EXTRACTED DATA Start Marker

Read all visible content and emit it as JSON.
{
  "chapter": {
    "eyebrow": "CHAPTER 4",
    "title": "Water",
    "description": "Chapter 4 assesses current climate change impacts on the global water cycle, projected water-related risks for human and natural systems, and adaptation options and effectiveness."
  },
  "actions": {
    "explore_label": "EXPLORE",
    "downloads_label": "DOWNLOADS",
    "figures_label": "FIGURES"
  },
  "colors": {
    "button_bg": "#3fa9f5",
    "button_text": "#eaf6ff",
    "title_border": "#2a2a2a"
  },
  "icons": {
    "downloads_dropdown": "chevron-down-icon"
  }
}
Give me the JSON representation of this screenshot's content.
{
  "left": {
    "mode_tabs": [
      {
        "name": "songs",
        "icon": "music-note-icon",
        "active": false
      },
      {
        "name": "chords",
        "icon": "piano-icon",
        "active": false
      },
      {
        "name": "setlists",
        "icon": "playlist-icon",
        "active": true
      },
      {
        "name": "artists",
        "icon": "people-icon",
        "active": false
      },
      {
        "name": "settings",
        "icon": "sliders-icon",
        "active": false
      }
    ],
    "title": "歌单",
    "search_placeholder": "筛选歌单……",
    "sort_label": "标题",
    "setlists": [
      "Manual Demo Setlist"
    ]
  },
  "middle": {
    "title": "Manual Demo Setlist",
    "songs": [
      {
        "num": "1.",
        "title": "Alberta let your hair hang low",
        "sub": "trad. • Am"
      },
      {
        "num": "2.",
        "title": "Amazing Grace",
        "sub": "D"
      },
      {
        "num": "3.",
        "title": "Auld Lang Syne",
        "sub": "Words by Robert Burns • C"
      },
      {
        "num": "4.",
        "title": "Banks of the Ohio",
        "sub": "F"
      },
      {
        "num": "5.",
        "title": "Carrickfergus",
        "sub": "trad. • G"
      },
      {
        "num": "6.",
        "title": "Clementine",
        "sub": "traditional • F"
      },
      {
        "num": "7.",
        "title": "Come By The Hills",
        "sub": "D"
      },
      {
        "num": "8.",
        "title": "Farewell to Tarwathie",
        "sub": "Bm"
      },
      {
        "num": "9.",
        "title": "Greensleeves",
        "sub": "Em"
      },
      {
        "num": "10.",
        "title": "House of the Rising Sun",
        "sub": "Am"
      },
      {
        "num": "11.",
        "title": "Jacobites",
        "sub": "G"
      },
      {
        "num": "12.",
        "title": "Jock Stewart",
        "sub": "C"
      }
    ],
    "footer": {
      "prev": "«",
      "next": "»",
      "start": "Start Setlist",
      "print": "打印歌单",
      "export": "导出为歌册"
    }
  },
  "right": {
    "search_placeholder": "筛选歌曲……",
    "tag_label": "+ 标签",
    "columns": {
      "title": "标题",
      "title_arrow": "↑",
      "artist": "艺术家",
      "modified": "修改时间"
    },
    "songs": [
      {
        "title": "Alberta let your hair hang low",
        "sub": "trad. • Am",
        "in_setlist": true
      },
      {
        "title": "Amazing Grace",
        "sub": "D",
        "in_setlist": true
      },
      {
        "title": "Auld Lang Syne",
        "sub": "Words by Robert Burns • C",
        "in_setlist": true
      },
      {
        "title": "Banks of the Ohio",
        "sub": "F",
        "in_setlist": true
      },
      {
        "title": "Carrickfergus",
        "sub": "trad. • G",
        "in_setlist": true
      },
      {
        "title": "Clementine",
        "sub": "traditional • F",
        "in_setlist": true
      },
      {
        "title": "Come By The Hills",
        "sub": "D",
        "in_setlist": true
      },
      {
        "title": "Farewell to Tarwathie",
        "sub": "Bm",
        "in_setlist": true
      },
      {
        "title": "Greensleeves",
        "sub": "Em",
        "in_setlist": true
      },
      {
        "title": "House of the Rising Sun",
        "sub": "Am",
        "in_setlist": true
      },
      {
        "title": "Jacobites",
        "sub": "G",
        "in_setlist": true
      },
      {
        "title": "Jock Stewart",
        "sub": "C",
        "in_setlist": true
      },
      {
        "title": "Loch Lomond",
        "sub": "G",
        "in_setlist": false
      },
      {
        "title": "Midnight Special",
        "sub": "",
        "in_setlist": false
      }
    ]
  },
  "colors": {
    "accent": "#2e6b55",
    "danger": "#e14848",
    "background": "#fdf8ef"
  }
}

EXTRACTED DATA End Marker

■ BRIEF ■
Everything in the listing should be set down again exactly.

■ TASK RESPONSE ■
Read all visible content and emit it as JSON.
{
  "chapter": {
    "eyebrow": "CHAPTER 4",
    "title": "Water",
    "description": "Chapter 4 assesses current climate change impacts on the global water cycle, projected water-related risks for human and natural systems, and adaptation options and effectiveness."
  },
  "actions": {
    "explore_label": "EXPLORE",
    "downloads_label": "DOWNLOADS",
    "figures_label": "FIGURES"
  },
  "colors": {
    "button_bg": "#3fa9f5",
    "button_text": "#eaf6ff",
    "title_border": "#2a2a2a"
  },
  "icons": {
    "downloads_dropdown": "chevron-down-icon"
  }
}
Give me the JSON representation of this screenshot's content.
{
  "left": {
    "mode_tabs": [
      {
        "name": "songs",
        "icon": "music-note-icon",
        "active": false
      },
      {
        "name": "chords",
        "icon": "piano-icon",
        "active": false
      },
      {
        "name": "setlists",
        "icon": "playlist-icon",
        "active": true
      },
      {
        "name": "artists",
        "icon": "people-icon",
        "active": false
      },
      {
        "name": "settings",
        "icon": "sliders-icon",
        "active": false
      }
    ],
    "title": "歌单",
    "search_placeholder": "筛选歌单……",
    "sort_label": "标题",
    "setlists": [
      "Manual Demo Setlist"
    ]
  },
  "middle": {
    "title": "Manual Demo Setlist",
    "songs": [
      {
        "num": "1.",
        "title": "Alberta let your hair hang low",
        "sub": "trad. • Am"
      },
      {
        "num": "2.",
        "title": "Amazing Grace",
        "sub": "D"
      },
      {
        "num": "3.",
        "title": "Auld Lang Syne",
        "sub": "Words by Robert Burns • C"
      },
      {
        "num": "4.",
        "title": "Banks of the Ohio",
        "sub": "F"
      },
      {
        "num": "5.",
        "title": "Carrickfergus",
        "sub": "trad. • G"
      },
      {
        "num": "6.",
        "title": "Clementine",
        "sub": "traditional • F"
      },
      {
        "num": "7.",
        "title": "Come By The Hills",
        "sub": "D"
      },
      {
        "num": "8.",
        "title": "Farewell to Tarwathie",
        "sub": "Bm"
      },
      {
        "num": "9.",
        "title": "Greensleeves",
        "sub": "Em"
      },
      {
        "num": "10.",
        "title": "House of the Rising Sun",
        "sub": "Am"
      },
      {
        "num": "11.",
        "title": "Jacobites",
        "sub": "G"
      },
      {
        "num": "12.",
        "title": "Jock Stewart",
        "sub": "C"
      }
    ],
    "footer": {
      "prev": "«",
      "next": "»",
      "start": "Start Setlist",
      "print": "打印歌单",
      "export": "导出为歌册"
    }
  },
  "right": {
    "search_placeholder": "筛选歌曲……",
    "tag_label": "+ 标签",
    "columns": {
      "title": "标题",
      "title_arrow": "↑",
      "artist": "艺术家",
      "modified": "修改时间"
    },
    "songs": [
      {
        "title": "Alberta let your hair hang low",
        "sub": "trad. • Am",
        "in_setlist": true
      },
      {
        "title": "Amazing Grace",
        "sub": "D",
        "in_setlist": true
      },
      {
        "title": "Auld Lang Syne",
        "sub": "Words by Robert Burns • C",
        "in_setlist": true
      },
      {
        "title": "Banks of the Ohio",
        "sub": "F",
        "in_setlist": true
      },
      {
        "title": "Carrickfergus",
        "sub": "trad. • G",
        "in_setlist": true
      },
      {
        "title": "Clementine",
        "sub": "traditional • F",
        "in_setlist": true
      },
      {
        "title": "Come By The Hills",
        "sub": "D",
        "in_setlist": true
      },
      {
        "title": "Farewell to Tarwathie",
        "sub": "Bm",
        "in_setlist": true
      },
      {
        "title": "Greensleeves",
        "sub": "Em",
        "in_setlist": true
      },
      {
        "title": "House of the Rising Sun",
        "sub": "Am",
        "in_setlist": true
      },
      {
        "title": "Jacobites",
        "sub": "G",
        "in_setlist": true
      },
      {
        "title": "Jock Stewart",
        "sub": "C",
        "in_setlist": true
      },
      {
        "title": "Loch Lomond",
        "sub": "G",
        "in_setlist": false
      },
      {
        "title": "Midnight Special",
        "sub": "",
        "in_setlist": false
      }
    ]
  },
  "colors": {
    "accent": "#2e6b55",
    "danger": "#e14848",
    "background": "#fdf8ef"
  }
}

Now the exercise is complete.